Do you think you're funny?
Scottsdale's Comedy Spot offers stand-up comedy classes
Photo by David Kreienbrink
|Sean Dillin, club manager of Comedy Spot in Scottsdale, prepares his students for a stand-up session by speaking to them 10 minutes prior to the start of class.
Do you think you’re funny? Do your friends or family tell you that you’re a natural? Do people say you should be a stand up? Email Puma Press
If you’ve answered “ yes” to any of these questions, there’s good news for you . You can find an open mic night almost anywhere around the Phoenix valley. But for those of you not quite ready to make that leap, there’s a place where you can get your feet wet first and learn the tricks of the trade.
Every Sunday from noon- to-3 p.m.— at the Comedy Spot, 7117 east 3rd Ave., Scottsdale in Old Town— is the place to be if you’re looking to build your comedy chops. But be forewarned, classes can go past 3 o’clock on occasion due to a high number of students in attendance. For $100 a month you can join the class, which is taught by Dee Ann Kinkade, a professional stand-up comic as well as a writer and a producer. There is no start date, so you can enroll virtually any time you want.
Kinkade started doing stand-up at the famed Comedy Store on Sunset Blvd after reading an article about it in the Scottsdale Chronicle of Scottsdale Community College , where she taught . She would catch an airplane every Sunday morning to get to the Comedy Store, do her 10 minutes, then catch another airplane back to Phoenix all in the same day. In 1999 she started teaching stand-up, and in 2003 the Comedy Spot became her permanent home.
Of why she decided to teach stand-up comedy, she says, “ I understand that when a person goes up on stage, they can be frightened. They can be terrified, and that you cannot crush them. You have to nurture them and bring them along gently.”
That doesn’t mean though that you won’t get criticized, because you will. Part of what your $100 gets you is 10 minutes of stage time, free of the pressure of pleasing an audience looking for laughs. Think of this class as a comedy safety zone where no one will boo or heckle you, and you’ll be given positive feedback and encouragement on what works and what doesn’t. The first five minutes is where you get to try your material, followed by the second five minutes, which is used as a way for the teacher and the class to give their options on what gets laughs and throw ideas at you about what you could do to get laughs with some of your raw material.
“Self confidence is really being willing to risk to fail,” says Kinkade. “People who won’t try aren’t confident. If your confident, you’re willing to get up there and fail, and fail and fail until you succeed. That’s self-confidence. And eventually you’ll succeed.”

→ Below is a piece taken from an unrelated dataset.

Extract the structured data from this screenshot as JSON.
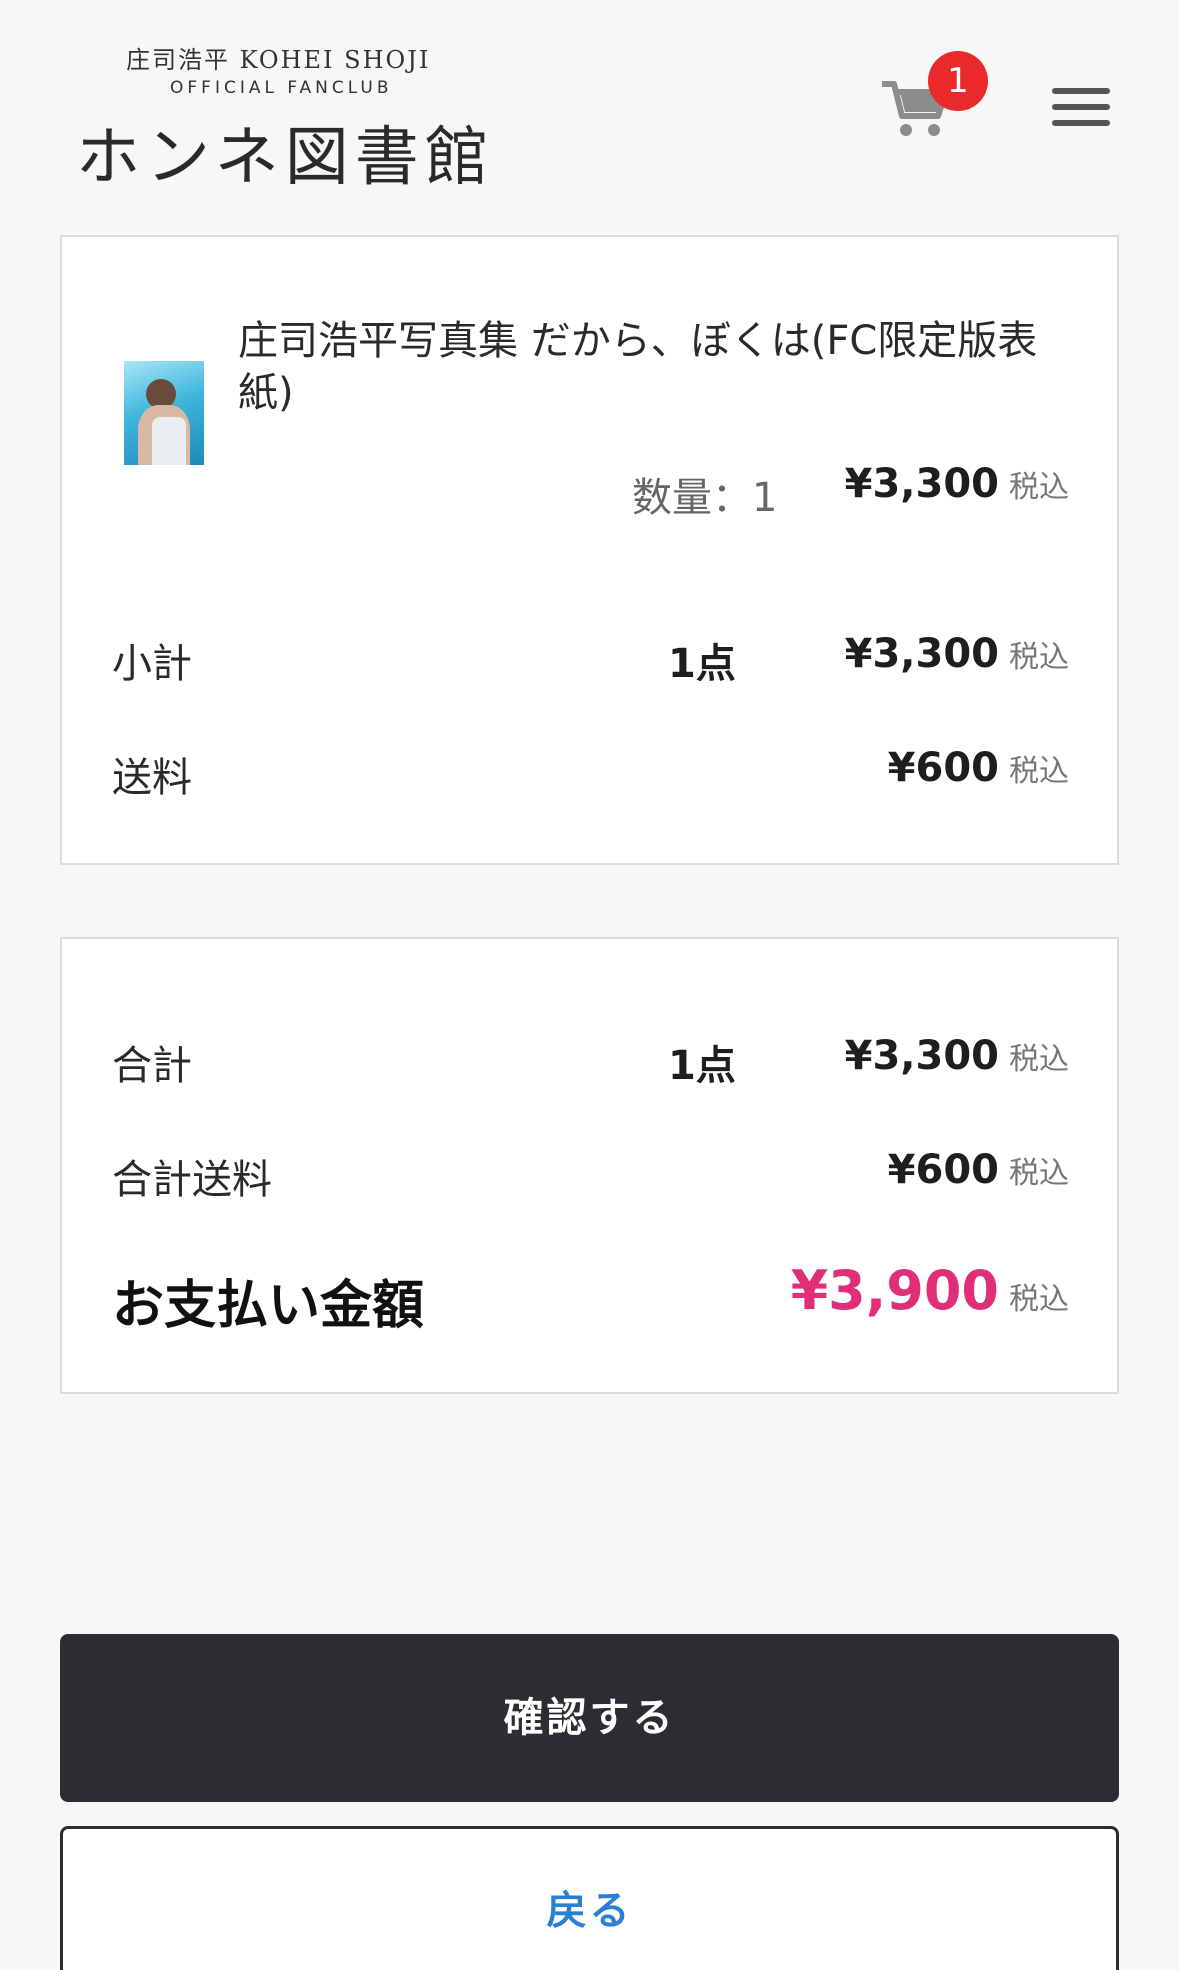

Each week covers a new lesson, whether it’s finding your comic point of view or going over material that you once thought unsalvageable. And don’t think that this class is for beginners only. No, this class has something for everyone, even those who’ve been doing stand up on their own for a while.
The class is not a one-month stand up comedy factory. The students in this class range anywhere from people attending for the first time to those who have been attending for upwards of 18 months. But those who’ve stuck with the program thus far have nothing but positive things to say.
“(Kinkade) focuses on the mechanics of comedy. (Which) gives you the confidence to do it, ” s ays Gene Moore an 18-month veteran of the class, who still continues with the class as well as doing shows around the Valley.
“I wouldn’t be where I am today without (comedy classes). I would have no clue how to do any of it,” says James Lloyd , a six-month veteran himself and aspiring voice actor.
Can anyone do comedy?
Kinkade thinks about this for a moment.
“Almost anyone can do it,” she says. “With enough moxy, and enough determination, you can learn how to use the comedy toolbox.”